- [EXERCISE DIRECTIONS]: Reproduce each entry below verbatim.

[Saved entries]
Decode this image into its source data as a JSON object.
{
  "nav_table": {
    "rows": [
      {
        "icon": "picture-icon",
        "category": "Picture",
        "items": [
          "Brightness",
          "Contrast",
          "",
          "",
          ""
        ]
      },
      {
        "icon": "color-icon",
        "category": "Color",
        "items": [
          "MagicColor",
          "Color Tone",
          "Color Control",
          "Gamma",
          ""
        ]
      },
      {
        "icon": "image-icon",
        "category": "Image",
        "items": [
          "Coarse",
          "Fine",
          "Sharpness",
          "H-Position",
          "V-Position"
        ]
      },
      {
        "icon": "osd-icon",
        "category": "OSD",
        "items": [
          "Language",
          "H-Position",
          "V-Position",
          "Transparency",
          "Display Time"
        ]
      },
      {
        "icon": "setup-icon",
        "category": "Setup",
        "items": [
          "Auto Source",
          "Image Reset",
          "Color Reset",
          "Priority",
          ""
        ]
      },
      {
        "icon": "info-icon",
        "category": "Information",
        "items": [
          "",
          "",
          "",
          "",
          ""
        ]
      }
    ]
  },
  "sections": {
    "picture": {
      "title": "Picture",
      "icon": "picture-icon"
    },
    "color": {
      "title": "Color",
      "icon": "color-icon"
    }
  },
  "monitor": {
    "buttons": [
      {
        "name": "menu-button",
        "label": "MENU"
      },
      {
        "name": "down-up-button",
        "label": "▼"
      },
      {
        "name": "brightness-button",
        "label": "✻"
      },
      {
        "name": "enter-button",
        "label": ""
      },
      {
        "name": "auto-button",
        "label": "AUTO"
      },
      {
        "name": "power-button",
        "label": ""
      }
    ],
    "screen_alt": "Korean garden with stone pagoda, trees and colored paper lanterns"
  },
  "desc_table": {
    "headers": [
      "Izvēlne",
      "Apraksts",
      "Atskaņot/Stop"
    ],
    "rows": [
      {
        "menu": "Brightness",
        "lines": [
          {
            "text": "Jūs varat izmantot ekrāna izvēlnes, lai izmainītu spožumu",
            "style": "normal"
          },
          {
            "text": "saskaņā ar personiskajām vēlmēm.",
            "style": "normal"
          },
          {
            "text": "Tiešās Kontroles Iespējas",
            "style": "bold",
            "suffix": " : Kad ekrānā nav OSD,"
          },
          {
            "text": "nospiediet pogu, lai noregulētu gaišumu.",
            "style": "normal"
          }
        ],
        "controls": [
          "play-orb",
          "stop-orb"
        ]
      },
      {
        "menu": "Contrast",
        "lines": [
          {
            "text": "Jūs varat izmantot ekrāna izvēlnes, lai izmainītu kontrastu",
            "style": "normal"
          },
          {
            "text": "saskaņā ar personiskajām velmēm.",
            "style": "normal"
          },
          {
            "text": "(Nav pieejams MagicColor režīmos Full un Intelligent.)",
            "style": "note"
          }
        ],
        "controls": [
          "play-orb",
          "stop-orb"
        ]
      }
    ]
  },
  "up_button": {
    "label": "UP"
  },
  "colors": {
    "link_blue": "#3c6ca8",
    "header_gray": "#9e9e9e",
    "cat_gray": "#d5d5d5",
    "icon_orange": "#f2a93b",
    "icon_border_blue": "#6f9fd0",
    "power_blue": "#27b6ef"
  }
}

- [REPLY TO THE TASK]:
Decode this image into its source data as a JSON object.
{
  "nav_table": {
    "rows": [
      {
        "icon": "picture-icon",
        "category": "Picture",
        "items": [
          "Brightness",
          "Contrast",
          "",
          "",
          ""
        ]
      },
      {
        "icon": "color-icon",
        "category": "Color",
        "items": [
          "MagicColor",
          "Color Tone",
          "Color Control",
          "Gamma",
          ""
        ]
      },
      {
        "icon": "image-icon",
        "category": "Image",
        "items": [
          "Coarse",
          "Fine",
          "Sharpness",
          "H-Position",
          "V-Position"
        ]
      },
      {
        "icon": "osd-icon",
        "category": "OSD",
        "items": [
          "Language",
          "H-Position",
          "V-Position",
          "Transparency",
          "Display Time"
        ]
      },
      {
        "icon": "setup-icon",
        "category": "Setup",
        "items": [
          "Auto Source",
          "Image Reset",
          "Color Reset",
          "Priority",
          ""
        ]
      },
      {
        "icon": "info-icon",
        "category": "Information",
        "items": [
          "",
          "",
          "",
          "",
          ""
        ]
      }
    ]
  },
  "sections": {
    "picture": {
      "title": "Picture",
      "icon": "picture-icon"
    },
    "color": {
      "title": "Color",
      "icon": "color-icon"
    }
  },
  "monitor": {
    "buttons": [
      {
        "name": "menu-button",
        "label": "MENU"
      },
      {
        "name": "down-up-button",
        "label": "▼"
      },
      {
        "name": "brightness-button",
        "label": "✻"
      },
      {
        "name": "enter-button",
        "label": ""
      },
      {
        "name": "auto-button",
        "label": "AUTO"
      },
      {
        "name": "power-button",
        "label": ""
      }
    ],
    "screen_alt": "Korean garden with stone pagoda, trees and colored paper lanterns"
  },
  "desc_table": {
    "headers": [
      "Izvēlne",
      "Apraksts",
      "Atskaņot/Stop"
    ],
    "rows": [
      {
        "menu": "Brightness",
        "lines": [
          {
            "text": "Jūs varat izmantot ekrāna izvēlnes, lai izmainītu spožumu",
            "style": "normal"
          },
          {
            "text": "saskaņā ar personiskajām vēlmēm.",
            "style": "normal"
          },
          {
            "text": "Tiešās Kontroles Iespējas",
            "style": "bold",
            "suffix": " : Kad ekrānā nav OSD,"
          },
          {
            "text": "nospiediet pogu, lai noregulētu gaišumu.",
            "style": "normal"
          }
        ],
        "controls": [
          "play-orb",
          "stop-orb"
        ]
      },
      {
        "menu": "Contrast",
        "lines": [
          {
            "text": "Jūs varat izmantot ekrāna izvēlnes, lai izmainītu kontrastu",
            "style": "normal"
          },
          {
            "text": "saskaņā ar personiskajām velmēm.",
            "style": "normal"
          },
          {
            "text": "(Nav pieejams MagicColor režīmos Full un Intelligent.)",
            "style": "note"
          }
        ],
        "controls": [
          "play-orb",
          "stop-orb"
        ]
      }
    ]
  },
  "up_button": {
    "label": "UP"
  },
  "colors": {
    "link_blue": "#3c6ca8",
    "header_gray": "#9e9e9e",
    "cat_gray": "#d5d5d5",
    "icon_orange": "#f2a93b",
    "icon_border_blue": "#6f9fd0",
    "power_blue": "#27b6ef"
  }
}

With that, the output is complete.